[TASK ITEM] Pick each line containing the word "BOCADILLO" out of the data below.

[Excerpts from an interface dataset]
----------------------------------------
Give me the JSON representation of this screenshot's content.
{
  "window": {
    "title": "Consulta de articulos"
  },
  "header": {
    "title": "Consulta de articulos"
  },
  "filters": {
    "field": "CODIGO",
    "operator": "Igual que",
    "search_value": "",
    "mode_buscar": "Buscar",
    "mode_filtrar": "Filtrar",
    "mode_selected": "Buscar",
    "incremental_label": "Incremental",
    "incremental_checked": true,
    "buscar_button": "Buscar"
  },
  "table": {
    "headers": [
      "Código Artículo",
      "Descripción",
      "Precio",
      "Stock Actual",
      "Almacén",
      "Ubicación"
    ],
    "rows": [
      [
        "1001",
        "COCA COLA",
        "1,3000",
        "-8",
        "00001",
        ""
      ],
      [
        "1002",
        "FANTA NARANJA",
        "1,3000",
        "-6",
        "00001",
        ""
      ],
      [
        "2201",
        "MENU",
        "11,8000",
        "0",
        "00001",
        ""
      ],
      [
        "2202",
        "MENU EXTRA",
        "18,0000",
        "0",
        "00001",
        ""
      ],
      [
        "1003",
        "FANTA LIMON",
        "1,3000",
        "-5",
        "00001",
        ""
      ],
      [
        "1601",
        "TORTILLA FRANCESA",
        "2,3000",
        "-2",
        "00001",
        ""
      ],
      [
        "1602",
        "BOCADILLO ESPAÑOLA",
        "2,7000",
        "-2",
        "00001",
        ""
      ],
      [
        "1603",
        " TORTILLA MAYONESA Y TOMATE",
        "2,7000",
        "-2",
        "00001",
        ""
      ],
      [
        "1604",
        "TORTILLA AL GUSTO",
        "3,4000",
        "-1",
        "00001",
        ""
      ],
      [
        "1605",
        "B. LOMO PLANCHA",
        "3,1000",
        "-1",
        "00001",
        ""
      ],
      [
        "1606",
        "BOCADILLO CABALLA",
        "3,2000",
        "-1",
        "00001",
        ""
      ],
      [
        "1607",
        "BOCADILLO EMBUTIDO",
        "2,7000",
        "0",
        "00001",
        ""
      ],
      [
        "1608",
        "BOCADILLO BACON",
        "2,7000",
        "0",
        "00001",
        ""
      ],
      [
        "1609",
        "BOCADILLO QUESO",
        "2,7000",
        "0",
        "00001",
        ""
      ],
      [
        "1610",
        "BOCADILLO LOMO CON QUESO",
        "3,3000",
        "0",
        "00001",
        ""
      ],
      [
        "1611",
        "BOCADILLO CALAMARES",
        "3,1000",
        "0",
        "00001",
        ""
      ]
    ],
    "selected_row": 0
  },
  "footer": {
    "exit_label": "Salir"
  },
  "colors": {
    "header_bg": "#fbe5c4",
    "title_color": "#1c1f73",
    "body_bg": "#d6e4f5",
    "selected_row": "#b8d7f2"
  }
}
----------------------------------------
[TASK ANSWER]
        "BOCADILLO ESPAÑOLA",
        "BOCADILLO CABALLA",
        "BOCADILLO EMBUTIDO",
        "BOCADILLO BACON",
        "BOCADILLO QUESO",
        "BOCADILLO LOMO CON QUESO",
        "BOCADILLO CALAMARES",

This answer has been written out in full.